→ Data excerpts
_ _ _ _

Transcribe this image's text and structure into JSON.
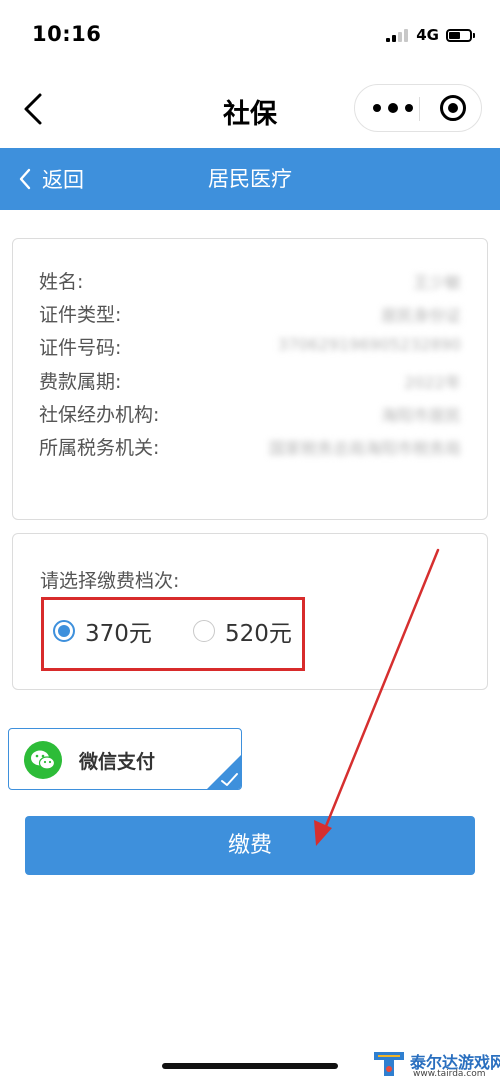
{
  "status_bar": {
    "time": "10:16",
    "network": "4G",
    "signal_icon": "signal-bars-icon",
    "battery_icon": "battery-icon"
  },
  "nav_bar": {
    "title": "社保",
    "back_icon": "chevron-left-icon",
    "more_icon": "more-dots-icon",
    "close_icon": "target-circle-icon"
  },
  "header": {
    "back_label": "返回",
    "title": "居民医疗",
    "background_color": "#3e90dc"
  },
  "info": {
    "rows": [
      {
        "label": "姓名:",
        "value": "王少敏"
      },
      {
        "label": "证件类型:",
        "value": "居民身份证"
      },
      {
        "label": "证件号码:",
        "value": "370629196905232890"
      },
      {
        "label": "费款属期:",
        "value": "2022年"
      },
      {
        "label": "社保经办机构:",
        "value": "海阳市居民"
      },
      {
        "label": "所属税务机关:",
        "value": "国家税务总局海阳市税务局"
      }
    ]
  },
  "tier": {
    "label": "请选择缴费档次:",
    "options": [
      {
        "label": "370元",
        "selected": true
      },
      {
        "label": "520元",
        "selected": false
      }
    ],
    "highlight_color": "#d82b2b"
  },
  "payment": {
    "method_label": "微信支付",
    "method_icon": "wechat-icon",
    "selected": true
  },
  "pay_button": {
    "label": "缴费"
  },
  "watermark": {
    "name": "泰尔达游戏网",
    "url": "www.tairda.com"
  }
}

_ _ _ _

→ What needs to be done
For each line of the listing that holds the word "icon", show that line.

→ Answer for this exercise
    "signal_icon": "signal-bars-icon",
    "battery_icon": "battery-icon"
    "back_icon": "chevron-left-icon",
    "more_icon": "more-dots-icon",
    "close_icon": "target-circle-icon"
    "method_icon": "wechat-icon",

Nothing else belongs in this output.